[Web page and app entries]

┌────────

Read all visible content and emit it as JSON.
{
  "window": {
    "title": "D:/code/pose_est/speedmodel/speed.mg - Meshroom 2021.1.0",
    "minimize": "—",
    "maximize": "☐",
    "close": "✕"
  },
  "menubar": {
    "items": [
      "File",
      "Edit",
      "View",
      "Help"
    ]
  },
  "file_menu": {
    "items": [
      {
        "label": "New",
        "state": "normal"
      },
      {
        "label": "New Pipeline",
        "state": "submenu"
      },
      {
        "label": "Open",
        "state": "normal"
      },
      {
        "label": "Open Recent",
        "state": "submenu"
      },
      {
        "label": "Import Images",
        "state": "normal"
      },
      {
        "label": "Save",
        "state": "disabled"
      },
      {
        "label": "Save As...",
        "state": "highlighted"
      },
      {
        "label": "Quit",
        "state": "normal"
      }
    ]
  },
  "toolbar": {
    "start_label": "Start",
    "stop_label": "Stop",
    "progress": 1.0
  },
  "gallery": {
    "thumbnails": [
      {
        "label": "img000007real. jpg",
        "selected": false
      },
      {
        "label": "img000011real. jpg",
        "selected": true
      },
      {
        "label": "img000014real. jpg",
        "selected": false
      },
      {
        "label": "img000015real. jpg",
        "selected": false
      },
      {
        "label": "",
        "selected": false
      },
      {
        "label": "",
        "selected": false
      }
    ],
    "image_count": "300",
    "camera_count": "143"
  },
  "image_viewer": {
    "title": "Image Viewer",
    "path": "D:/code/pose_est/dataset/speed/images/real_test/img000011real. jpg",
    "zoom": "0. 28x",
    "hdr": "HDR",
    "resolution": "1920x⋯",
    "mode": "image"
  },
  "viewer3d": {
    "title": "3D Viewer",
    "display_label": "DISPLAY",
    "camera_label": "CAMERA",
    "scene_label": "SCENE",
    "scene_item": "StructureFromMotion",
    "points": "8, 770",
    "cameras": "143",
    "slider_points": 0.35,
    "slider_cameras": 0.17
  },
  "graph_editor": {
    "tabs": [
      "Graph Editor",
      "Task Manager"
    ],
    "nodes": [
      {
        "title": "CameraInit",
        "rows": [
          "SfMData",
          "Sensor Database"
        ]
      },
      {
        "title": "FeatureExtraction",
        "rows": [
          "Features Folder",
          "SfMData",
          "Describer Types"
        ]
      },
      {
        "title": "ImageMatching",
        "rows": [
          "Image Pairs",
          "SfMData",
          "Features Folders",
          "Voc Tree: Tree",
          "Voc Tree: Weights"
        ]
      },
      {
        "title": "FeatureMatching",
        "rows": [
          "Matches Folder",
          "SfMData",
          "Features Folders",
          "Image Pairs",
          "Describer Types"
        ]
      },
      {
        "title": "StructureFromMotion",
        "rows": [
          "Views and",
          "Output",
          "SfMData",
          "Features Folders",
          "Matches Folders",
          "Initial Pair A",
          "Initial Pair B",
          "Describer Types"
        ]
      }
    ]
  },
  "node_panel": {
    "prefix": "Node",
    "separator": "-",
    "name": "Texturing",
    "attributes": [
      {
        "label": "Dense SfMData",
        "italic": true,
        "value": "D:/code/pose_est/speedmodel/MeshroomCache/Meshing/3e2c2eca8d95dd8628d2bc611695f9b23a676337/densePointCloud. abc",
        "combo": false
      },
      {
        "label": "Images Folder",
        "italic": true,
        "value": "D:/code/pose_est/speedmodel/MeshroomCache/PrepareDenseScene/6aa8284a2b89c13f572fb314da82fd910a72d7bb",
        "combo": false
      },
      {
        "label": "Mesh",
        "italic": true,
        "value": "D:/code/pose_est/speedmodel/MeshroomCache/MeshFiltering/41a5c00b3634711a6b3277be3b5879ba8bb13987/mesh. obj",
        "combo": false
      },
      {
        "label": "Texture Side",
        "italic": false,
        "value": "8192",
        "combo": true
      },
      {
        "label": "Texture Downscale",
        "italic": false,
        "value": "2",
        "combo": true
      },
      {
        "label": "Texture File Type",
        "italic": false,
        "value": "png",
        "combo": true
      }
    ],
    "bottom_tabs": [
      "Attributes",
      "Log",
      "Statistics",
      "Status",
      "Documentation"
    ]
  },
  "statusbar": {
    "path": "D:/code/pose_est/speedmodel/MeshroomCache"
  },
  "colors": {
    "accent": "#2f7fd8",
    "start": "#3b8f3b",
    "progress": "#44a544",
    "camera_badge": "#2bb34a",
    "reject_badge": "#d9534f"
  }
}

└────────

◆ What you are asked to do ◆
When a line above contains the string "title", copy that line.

◆ Solution ◆
    "title": "D:/code/pose_est/speedmodel/speed.mg - Meshroom 2021.1.0",
    "title": "Image Viewer",
    "title": "3D Viewer",
        "title": "CameraInit",
        "title": "FeatureExtraction",
        "title": "ImageMatching",
        "title": "FeatureMatching",
        "title": "StructureFromMotion",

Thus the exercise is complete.